While I was working at NewPage Corporation in the Information Technology strategy role, Tom Anderson once told a small group of people, with myself included, that “For most people, we’re trying to get them to think outside the box, but for Paul, we’re trying to get him in the box.”  I guess that fulfills the “unusual” part of the question.  I’ve never heard anyone being described that way.  For most of my career, I was tasked with creating or managing change.  A large part of that is getting people comfortable with that, whether providing the resources, motivation, or atmosphere to move an effort along.   The biggest part of the atmosphere aspect is reducing or eliminating the fear of failure.  A part of being “in the box” is that it’s a safe place, where you do what’s expected of you and not rock the boat.  It’s doing what you know and perhaps learn one or two new tricks, but nothing where the blame can come back on you when something inevitably goes wrong.   I’ve completely changed h

What are you really hard on yourself about?
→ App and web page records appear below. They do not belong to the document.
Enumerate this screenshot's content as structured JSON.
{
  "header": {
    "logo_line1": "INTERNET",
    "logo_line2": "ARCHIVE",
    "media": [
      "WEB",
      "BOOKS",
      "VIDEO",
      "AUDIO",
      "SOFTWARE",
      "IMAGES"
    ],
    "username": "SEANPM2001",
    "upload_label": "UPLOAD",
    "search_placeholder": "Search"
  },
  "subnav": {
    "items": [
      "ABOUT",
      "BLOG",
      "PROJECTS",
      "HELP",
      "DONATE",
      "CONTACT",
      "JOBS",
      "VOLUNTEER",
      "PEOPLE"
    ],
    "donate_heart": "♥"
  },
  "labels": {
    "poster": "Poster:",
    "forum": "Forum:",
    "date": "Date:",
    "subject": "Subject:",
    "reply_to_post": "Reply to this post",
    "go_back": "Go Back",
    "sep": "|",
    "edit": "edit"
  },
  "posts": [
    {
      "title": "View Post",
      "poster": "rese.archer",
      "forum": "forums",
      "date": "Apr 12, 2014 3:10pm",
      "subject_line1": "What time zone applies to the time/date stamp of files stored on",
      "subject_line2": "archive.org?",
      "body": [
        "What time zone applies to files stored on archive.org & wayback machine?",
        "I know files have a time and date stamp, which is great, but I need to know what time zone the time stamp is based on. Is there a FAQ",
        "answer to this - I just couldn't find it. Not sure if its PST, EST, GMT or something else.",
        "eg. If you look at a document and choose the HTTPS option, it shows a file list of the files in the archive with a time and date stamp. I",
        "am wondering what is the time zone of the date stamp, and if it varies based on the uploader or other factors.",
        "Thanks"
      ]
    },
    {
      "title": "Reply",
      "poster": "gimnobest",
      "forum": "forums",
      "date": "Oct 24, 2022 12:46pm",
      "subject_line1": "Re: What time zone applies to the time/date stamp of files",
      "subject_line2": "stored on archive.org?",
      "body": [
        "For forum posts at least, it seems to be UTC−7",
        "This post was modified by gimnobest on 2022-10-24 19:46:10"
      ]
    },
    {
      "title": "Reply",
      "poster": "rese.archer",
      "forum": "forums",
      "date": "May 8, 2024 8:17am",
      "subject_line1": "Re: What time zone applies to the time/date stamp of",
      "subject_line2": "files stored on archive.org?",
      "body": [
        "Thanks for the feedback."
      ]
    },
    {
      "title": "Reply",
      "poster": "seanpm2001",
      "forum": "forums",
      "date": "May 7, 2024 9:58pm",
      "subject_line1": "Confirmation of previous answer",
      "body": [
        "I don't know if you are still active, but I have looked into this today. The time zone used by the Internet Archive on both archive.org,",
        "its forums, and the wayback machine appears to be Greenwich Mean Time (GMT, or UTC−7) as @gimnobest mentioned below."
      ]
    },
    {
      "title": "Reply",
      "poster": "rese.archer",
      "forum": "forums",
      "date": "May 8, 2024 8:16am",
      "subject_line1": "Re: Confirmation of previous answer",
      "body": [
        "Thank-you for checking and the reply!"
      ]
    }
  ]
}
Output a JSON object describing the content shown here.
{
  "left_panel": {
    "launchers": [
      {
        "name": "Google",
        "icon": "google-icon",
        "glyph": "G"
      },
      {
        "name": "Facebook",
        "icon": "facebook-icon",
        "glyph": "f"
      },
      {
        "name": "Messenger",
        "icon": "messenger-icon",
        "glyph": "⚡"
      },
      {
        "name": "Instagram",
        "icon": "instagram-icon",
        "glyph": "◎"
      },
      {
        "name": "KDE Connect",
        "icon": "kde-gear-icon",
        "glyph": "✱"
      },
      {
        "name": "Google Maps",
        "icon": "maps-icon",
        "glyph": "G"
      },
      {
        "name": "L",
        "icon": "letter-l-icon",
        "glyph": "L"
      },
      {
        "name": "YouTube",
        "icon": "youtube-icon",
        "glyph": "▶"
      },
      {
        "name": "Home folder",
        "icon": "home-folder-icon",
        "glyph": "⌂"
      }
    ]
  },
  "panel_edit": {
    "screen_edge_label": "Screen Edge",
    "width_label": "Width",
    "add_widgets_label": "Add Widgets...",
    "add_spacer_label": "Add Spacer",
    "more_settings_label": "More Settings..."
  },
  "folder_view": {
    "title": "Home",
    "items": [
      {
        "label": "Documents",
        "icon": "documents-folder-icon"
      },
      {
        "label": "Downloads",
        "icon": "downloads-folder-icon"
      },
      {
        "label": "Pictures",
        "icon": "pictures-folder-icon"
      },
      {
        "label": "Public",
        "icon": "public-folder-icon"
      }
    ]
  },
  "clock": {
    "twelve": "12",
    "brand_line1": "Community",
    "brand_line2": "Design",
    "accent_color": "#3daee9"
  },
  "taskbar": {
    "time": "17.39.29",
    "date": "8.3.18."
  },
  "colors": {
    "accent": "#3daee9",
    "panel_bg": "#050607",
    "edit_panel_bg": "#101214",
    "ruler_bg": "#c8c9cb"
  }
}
I’m really hard on myself when I do something stupid.  Not any stupid, but the kind where I’ve told myself what to do or not to do and I go ahead and do the opposite.  For example, I’m doing some kind of task and it has become obvious I need to stop what I’m doing and regroup.  But no, I continue on until I start shouting at myself to stop, often several times, before my body listens to my mouth.  It’s that kind of stupid I can’t stand in myself. Conversely, I’m generally not hard on myself for being wrong, unless that wrong is really stupid.  I’m notorious for poor navigational driving skills.  I turn on the wrong street often and even drive by my own house on occasion.  Being in Information Technology all my adult life, I’ve written many errors into programs, misconfigured hardware more often than I care to admit, and have had to take a whole different approach when a decision turned out to be poor.  I personally think admitting you are wrong is a strength, so much that I wrote on my